On the 4th day of Christmas my true love sent to me: 4 index fossils…
Sometimes when you are studying a geological sequence, the most basic problem you need to address is establishing a reliable chronology – not just how old it is, but how much geological time is spanned not only by the whole sequence, but by specific beds or horizons within it. Only then can you start to examine the possible rates of environmental changes, and correlate them to changes in other sequences in the same region, or around the world. A good chronology needs as many well-dated ‘tie-points’ as possible; dating volcanic material is all well and good, but if your section contains one datable volcanic ash at the top, and all the interesting stuff is happening at the bottom, it’s not particularly helpful.
This is where biostratigraphy comes into its own. Particularly in marine sequences, fossils are much more abundant than datable horizons, and there exist several groups of organisms that provide highly useful and precise time stamps for the rocks they are found within, because they combine a wide geographic range (allowing regional or even global correlations) with fast rates of evolution, such that within quite a short time (geologically – it’s still usually at least a million years or two) some easily distinguishable physical characteristic changes markedly enough that they are classified as another species. These index fossils are therefore wonderful tools for filling in the chronological gaps.
Different index fossils are useful for different periods of earth’s history. One of the more common groups used when studying sediment cores brought up from the seabed (which range in age from 180 million years to essentially modern), are foraminefera, single-celled plankton with hard calcareous shells, and a very large diversity of morphological forms
Going further back in geological time, one of everyone’s favourite fossils, the Ammonoids, are extremely useful index fossils for Late Paleozoic and Mesozoic sequences, such as southern England’s Jurassic Coast. Many different species are easily identified by the different, and often highly intricate. patterns of their sutures – the lines where the walls of the chambers in their shells connect to the outer shell.
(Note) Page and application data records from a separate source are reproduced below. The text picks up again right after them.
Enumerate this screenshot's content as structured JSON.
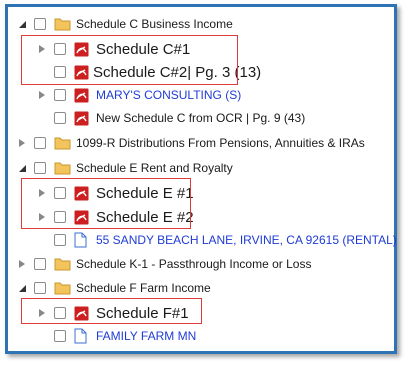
{
  "tree": {
    "rows": [
      {
        "label": "Schedule C Business Income"
      },
      {
        "label": "Schedule C#1"
      },
      {
        "label": "Schedule C#2| Pg. 3 (13)"
      },
      {
        "label": "MARY'S CONSULTING (S)"
      },
      {
        "label": "New Schedule C from OCR  | Pg. 9 (43)"
      },
      {
        "label": "1099-R  Distributions From Pensions, Annuities & IRAs"
      },
      {
        "label": "Schedule E  Rent and Royalty"
      },
      {
        "label": "Schedule E #1"
      },
      {
        "label": "Schedule E #2"
      },
      {
        "label": "55 SANDY BEACH LANE, IRVINE, CA 92615 (RENTAL)"
      },
      {
        "label": "Schedule K-1 - Passthrough Income or Loss"
      },
      {
        "label": "Schedule F Farm Income"
      },
      {
        "label": "Schedule F#1"
      },
      {
        "label": "FAMILY FARM MN"
      }
    ]
  },
  "colors": {
    "frame": "#2e74b5",
    "highlight": "#e03a3a",
    "link": "#1f3bd6",
    "folder": "#f3c35e",
    "pdf": "#cc1f1f"
  }
}
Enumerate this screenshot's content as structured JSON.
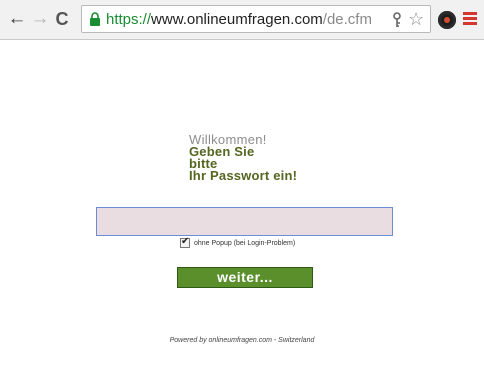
{
  "browser": {
    "url_scheme": "https://",
    "url_host": "www.onlineumfragen.com",
    "url_path": "/de.cfm",
    "back_icon": "←",
    "forward_icon": "→",
    "reload_icon": "C",
    "star_icon": "☆"
  },
  "login": {
    "welcome": "Willkommen!",
    "prompt_lines": [
      "Geben Sie",
      "bitte",
      "Ihr Passwort ein!"
    ],
    "password_value": "",
    "checkbox_label": "ohne Popup (bei Login-Problem)",
    "submit_label": "weiter..."
  },
  "footer": {
    "text": "Powered by onlineumfragen.com - Switzerland"
  }
}
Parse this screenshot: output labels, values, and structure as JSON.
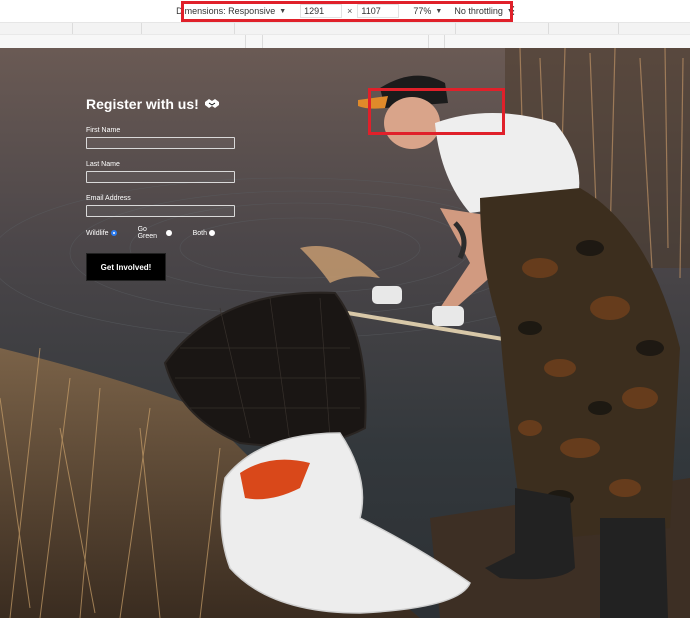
{
  "devtools": {
    "dimensions_label": "Dimensions: Responsive",
    "width": "1291",
    "times": "×",
    "height": "1107",
    "zoom": "77%",
    "throttling": "No throttling",
    "more": "⋮"
  },
  "form": {
    "title": "Register with us!",
    "first_name_label": "First Name",
    "last_name_label": "Last Name",
    "email_label": "Email Address",
    "options": [
      {
        "label": "Wildlife",
        "selected": true
      },
      {
        "label": "Go Green",
        "selected": false
      },
      {
        "label": "Both",
        "selected": false
      }
    ],
    "submit_label": "Get Involved!"
  },
  "colors": {
    "highlight": "#e0202a",
    "radio_selected": "#2b7cf0"
  }
}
For the early Palaeozoic, graptolites – free-floating colonial organisms that populated the world’s oceans in the Ordovician and Silurian periods, between about 490 and 370 million years ago – are firm favourites.
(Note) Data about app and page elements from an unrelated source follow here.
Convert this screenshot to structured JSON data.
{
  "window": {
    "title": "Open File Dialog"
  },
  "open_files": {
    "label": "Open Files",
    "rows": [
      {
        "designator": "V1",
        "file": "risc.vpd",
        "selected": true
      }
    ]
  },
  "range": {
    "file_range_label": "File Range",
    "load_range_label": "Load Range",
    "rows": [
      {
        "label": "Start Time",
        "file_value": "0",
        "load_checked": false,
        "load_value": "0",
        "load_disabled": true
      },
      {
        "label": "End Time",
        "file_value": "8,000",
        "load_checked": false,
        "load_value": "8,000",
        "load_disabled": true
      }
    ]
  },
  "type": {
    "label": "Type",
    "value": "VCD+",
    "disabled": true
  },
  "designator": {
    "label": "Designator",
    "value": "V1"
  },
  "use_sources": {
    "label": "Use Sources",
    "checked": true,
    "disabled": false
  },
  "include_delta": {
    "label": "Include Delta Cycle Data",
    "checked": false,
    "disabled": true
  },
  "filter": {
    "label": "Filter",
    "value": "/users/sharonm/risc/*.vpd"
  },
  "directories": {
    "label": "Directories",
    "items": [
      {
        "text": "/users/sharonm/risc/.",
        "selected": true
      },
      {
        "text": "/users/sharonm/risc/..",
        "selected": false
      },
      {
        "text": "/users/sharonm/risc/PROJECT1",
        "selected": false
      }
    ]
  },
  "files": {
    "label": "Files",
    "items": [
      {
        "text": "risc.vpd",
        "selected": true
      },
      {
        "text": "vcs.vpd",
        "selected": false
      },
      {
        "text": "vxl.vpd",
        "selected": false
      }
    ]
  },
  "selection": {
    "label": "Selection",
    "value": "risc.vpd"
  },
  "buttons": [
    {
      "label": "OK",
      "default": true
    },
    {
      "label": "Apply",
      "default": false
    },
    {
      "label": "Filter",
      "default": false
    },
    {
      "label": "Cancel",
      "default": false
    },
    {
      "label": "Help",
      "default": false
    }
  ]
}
Even generally fossil poor Precambrian rocks may contain potential index fossils, in the form of Acritarchs. This is not a ‘natural’ fossil group, in that everything that is identified as an acritarch is not necessarily closely related in evolutionary terms; a good working definition of them would be ‘organically walled microfossil that we’ve found but can’t really identify, and the ‘Acritarch’ actually means ‘of uncertain origin’. Palaeontologists’ best guess is that they’re probably mainly algal cysts. However, even if this group does contain lots of different ancient single-celled organisms lumped under the same banner, their fossil record stretches back into the Precambrian (the oldest known lived more than 2 billion years ago), possibly allowing for some biostratigraphic correlation between sequences from a time otherwise distinctly lacking in a fossil record, including the Neoproterozoic where I’m currently working.
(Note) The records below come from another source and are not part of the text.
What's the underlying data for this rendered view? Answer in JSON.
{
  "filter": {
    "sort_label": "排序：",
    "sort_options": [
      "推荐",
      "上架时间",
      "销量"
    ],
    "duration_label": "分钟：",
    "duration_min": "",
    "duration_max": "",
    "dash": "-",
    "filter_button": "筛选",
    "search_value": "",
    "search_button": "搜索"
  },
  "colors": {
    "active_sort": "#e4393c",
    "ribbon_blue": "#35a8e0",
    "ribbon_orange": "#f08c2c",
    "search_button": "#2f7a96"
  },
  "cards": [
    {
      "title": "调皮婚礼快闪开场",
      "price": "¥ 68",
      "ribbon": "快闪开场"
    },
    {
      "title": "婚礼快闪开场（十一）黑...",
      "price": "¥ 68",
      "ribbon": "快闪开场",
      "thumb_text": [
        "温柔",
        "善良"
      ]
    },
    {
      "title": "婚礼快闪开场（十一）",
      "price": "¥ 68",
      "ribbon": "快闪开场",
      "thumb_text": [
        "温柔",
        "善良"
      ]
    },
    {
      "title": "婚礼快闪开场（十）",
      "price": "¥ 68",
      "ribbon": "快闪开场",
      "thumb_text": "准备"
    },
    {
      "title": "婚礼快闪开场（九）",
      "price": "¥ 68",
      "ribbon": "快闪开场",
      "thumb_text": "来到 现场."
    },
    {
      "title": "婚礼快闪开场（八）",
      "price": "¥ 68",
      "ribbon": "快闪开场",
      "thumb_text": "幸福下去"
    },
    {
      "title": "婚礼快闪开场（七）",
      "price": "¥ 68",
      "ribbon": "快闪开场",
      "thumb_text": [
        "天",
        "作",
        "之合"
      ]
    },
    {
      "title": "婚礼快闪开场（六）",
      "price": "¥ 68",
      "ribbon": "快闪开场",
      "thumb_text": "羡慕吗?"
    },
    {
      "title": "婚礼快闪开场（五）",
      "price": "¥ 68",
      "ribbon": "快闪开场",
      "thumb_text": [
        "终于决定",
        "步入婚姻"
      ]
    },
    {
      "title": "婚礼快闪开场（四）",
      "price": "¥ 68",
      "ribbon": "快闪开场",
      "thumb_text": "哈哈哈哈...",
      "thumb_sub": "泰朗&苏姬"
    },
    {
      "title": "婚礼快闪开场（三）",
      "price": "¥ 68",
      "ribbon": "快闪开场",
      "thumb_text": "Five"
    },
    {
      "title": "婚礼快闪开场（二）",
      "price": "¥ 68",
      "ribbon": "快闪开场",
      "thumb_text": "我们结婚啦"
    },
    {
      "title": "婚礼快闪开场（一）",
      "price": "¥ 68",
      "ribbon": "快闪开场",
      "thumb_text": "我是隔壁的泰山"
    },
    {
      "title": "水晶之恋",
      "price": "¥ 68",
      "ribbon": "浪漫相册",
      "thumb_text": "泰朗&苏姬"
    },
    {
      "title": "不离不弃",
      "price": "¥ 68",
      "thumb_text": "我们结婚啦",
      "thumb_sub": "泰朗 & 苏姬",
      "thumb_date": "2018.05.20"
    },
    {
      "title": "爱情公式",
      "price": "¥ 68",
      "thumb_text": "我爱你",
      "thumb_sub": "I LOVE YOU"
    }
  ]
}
and an APWP.
Useful time ranges for index fossils mentioned in this entry